Hong Kong gov’t defends election delay after barristers express concern over constitutional rights

©Hong Kong Free Press

Hong Kong has defended its decision to invite Beijing to resolve legislative matters arising from the election delay after the city’s professional body of barristers said the move would effectively “override” provisions in the mini-constitution.

Last Friday, the government announced that September’s legislative race would be postponed for a year owing to a resurgence in the coronavirus. But democrats decried the move as part of a crackdown on dissent following Beijing’s enactment of sweeping national security legislation in the city.

Court of Final Appeal. File photo: GovHK.

Chief Executive Carrie Lam told the press last week that she would invoke the Emergency Regulations Ordinance (ERO) to suspend September’s vote. The emergency power was last used to outlaw mask-wearing in a bid to quell citywide pro-democracy protests; however, the constitutionality of the ban is pending appeal at the Court of Final Appeal.

“The HKSAR Government’s action to invoke the ERO for the purpose of cancelling the scheduled election may turn out to be unlawful,” the Hong Kong Bar Association (HKBA) wrote in a statement on Sunday.

The Association also questioned the decision to delay the ballot by one year, not 14 days, as specified by provisions in the Legislative Council Ordinance which enables election delays due to public health concerns: “The HKBA notes with concern that the HKSAR government has apparently not consulted with civil society. The HKSAR government indicated that it did not consult with relevant experts on the appropriate balance to be struck between protecting public health and protecting the constitutional right of Hong Kong residents to participate in elections,” it added.

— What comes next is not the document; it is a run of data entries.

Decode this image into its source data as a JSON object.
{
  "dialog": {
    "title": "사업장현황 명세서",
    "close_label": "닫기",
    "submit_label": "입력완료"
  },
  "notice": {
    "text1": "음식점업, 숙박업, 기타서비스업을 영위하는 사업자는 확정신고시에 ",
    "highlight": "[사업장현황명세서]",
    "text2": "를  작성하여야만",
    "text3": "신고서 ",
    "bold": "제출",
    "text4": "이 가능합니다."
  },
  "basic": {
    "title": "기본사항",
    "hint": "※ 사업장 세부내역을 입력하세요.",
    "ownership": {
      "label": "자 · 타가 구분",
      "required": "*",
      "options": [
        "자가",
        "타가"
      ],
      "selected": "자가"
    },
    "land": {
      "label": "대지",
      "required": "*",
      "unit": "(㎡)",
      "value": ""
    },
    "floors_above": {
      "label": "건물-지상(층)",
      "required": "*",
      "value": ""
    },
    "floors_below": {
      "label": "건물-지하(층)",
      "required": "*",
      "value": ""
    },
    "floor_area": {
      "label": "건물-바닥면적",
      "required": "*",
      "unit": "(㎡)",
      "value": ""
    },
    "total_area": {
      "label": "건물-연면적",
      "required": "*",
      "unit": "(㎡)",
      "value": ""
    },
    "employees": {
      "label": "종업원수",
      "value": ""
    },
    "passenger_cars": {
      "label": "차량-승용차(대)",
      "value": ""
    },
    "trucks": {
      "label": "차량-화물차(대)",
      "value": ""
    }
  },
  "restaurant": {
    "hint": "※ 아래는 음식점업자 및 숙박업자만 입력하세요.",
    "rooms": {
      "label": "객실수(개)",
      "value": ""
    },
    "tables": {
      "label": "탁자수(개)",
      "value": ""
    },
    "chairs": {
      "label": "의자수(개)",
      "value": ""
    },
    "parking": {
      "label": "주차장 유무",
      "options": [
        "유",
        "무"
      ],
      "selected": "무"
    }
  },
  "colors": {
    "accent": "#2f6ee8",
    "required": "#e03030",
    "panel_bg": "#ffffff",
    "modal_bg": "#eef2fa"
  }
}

“There is also little evidence that the HKSAR government has considered alternative measures to alleviate the possible health risks.”

‘Degrades the rule of law’

Article 69 of the Basic Law stipulates that lawmakers serve a term of no more than four years in the Legislative Council (LegCo) . The Standing Committee of the National People’s Congress in Beijing will, therefore, step in to handle a potential lacuna left by the gap, Lam said.

Carrie Lam. Photo: GovHK.

But the HKBA expressed alarm, saying LegCo elections were within the autonomy of the SAR: “Instead of abiding by the express provision of the Basic Law, the HKSAR government is effectively inviting the central government to override the relevant provisions of the Basic Law and Hong Kong legislation to circumvent possible legal challenges… “This is contrary to the principles of legality and legal certainty and degrades the rule of law in Hong Kong.”

The HKBA has repeatedly expressed concern over constitutional and legal problems arising from the Beijing-enacted national security law, criminalising secession, sedition, terrorism and foreign interference in the city. It was introduced after months of sometimes violent pro-democracy demonstrations.

Hong Kong Bar Association Chair Philip Dykes. Photo: Citizen News.

In a response on Monday night, a government spokesperson said the election delay was a legal response to the current Covid-19 situation and a potential winter surge.

They said that extra polling days, postal voting or e-voting were not practical and delays of just 14 days using emergency powers “will likely be regarded as a mis-use of power subject to legal challenge.”

The spokesperson added that the State Council in Beijing supported the delay and had constitutional authority to advise on the legislative interim arrangements since Hong Kong as part of China: “We do not see how this is contrary to the principles of legality and legal certainty and degrades the rule of law in Hong Kong as alleged by the Association.”